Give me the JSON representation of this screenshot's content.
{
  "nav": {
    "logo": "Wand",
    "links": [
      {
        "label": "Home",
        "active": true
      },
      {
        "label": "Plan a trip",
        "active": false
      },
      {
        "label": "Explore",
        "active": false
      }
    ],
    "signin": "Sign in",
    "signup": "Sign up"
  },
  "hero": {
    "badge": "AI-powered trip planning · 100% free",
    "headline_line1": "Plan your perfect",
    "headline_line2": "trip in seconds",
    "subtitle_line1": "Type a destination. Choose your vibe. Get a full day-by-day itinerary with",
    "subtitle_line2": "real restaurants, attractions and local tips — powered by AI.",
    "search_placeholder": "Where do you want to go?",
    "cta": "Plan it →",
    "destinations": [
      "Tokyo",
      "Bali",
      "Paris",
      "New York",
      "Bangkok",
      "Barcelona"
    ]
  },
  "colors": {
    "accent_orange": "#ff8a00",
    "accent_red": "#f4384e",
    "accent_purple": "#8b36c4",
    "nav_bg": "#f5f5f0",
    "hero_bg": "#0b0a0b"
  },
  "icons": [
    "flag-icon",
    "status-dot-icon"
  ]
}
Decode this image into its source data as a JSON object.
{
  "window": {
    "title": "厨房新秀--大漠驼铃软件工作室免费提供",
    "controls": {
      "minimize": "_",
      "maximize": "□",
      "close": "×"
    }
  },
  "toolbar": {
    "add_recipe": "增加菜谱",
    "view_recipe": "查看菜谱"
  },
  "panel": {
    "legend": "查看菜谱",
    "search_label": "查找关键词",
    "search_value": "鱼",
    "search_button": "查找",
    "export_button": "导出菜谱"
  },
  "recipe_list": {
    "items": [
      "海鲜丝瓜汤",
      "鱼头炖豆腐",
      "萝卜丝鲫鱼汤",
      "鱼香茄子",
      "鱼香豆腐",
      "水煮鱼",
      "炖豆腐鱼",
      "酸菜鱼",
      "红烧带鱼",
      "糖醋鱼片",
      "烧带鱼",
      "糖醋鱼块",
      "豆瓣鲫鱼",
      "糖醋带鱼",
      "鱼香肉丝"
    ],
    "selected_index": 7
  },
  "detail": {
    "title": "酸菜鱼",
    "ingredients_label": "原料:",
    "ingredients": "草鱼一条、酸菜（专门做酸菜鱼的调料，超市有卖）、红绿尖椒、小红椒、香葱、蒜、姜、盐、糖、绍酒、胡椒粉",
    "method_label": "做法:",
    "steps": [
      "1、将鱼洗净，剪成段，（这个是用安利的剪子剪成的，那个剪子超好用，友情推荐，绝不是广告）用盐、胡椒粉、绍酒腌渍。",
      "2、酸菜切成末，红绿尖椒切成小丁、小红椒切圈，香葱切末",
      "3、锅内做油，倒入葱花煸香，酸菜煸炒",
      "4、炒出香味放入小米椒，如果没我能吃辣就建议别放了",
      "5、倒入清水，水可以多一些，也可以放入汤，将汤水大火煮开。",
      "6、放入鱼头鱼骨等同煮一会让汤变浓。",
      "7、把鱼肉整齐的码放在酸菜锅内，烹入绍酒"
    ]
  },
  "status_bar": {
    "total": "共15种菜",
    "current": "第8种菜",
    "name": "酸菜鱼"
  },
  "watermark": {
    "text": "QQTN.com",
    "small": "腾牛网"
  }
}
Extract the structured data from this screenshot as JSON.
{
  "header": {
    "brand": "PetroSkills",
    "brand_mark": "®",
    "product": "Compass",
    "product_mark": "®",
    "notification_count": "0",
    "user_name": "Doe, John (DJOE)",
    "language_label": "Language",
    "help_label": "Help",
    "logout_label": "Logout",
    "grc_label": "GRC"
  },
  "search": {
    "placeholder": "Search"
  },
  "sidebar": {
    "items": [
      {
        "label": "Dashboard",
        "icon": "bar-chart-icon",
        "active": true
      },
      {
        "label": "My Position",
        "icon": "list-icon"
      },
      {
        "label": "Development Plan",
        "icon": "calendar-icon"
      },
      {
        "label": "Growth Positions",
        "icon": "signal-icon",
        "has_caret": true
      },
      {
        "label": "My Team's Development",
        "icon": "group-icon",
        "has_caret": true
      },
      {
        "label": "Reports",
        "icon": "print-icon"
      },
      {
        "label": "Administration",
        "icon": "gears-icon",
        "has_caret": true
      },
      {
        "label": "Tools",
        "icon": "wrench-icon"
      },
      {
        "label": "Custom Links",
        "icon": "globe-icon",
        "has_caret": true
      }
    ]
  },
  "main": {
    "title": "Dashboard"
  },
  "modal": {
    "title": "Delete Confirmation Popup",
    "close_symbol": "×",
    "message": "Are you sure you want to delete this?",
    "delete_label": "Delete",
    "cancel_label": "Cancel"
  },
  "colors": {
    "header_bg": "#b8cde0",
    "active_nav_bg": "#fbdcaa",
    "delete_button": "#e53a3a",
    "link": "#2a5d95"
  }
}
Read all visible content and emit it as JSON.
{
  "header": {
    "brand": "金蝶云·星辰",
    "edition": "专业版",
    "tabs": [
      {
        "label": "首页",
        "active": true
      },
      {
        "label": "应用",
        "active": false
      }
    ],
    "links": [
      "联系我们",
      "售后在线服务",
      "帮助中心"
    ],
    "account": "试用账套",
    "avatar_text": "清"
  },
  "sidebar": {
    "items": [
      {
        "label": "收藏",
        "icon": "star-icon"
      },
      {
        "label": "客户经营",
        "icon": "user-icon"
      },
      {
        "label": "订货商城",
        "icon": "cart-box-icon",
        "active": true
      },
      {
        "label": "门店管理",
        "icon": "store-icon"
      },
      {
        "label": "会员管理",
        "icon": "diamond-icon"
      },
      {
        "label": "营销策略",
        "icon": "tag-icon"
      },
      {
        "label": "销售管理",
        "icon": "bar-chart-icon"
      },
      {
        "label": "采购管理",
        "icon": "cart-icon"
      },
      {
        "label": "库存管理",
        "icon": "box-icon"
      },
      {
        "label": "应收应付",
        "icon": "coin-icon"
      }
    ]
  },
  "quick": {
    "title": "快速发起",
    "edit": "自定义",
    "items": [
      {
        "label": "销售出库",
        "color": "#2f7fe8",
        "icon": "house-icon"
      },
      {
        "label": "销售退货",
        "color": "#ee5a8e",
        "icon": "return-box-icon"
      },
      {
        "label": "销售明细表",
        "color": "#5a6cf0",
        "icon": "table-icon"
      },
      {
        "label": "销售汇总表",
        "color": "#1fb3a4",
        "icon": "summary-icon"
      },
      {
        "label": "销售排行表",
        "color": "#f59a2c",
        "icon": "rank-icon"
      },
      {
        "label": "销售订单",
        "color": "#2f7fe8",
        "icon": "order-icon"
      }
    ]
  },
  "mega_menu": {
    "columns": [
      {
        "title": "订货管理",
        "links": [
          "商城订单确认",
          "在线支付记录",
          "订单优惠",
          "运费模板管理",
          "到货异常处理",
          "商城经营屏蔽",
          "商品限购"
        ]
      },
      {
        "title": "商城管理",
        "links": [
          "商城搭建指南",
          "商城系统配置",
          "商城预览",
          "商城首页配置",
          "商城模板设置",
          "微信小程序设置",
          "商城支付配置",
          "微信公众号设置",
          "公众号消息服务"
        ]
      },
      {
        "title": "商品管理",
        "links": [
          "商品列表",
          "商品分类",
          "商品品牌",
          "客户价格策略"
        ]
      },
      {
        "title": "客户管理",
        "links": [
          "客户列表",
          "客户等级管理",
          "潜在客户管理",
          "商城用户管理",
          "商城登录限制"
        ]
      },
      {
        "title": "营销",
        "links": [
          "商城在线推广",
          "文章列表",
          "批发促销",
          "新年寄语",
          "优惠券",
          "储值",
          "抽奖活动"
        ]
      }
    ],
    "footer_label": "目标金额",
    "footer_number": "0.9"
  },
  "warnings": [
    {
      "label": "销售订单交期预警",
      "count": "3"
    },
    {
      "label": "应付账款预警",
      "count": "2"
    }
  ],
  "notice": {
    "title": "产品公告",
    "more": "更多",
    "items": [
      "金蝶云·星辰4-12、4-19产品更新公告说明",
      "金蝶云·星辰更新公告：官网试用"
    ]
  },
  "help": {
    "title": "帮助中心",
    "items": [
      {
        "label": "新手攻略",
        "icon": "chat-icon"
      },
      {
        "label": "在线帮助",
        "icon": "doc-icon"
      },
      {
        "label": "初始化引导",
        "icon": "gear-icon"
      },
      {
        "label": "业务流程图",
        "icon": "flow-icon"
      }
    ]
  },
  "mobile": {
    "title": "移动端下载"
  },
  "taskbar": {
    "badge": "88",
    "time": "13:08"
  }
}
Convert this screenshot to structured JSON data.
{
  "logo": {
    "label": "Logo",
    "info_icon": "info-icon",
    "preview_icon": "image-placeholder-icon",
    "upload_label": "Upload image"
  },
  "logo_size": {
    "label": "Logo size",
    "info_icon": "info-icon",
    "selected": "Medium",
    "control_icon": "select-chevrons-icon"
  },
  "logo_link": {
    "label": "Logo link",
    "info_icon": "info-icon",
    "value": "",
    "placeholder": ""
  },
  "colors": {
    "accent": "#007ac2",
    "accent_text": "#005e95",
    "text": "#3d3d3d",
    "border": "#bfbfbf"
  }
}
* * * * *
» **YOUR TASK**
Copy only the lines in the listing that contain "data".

» **WORKED SOLUTION**
Decode this image into its source data as a JSON object.
Extract the structured data from this screenshot as JSON.
Convert this screenshot to structured JSON data.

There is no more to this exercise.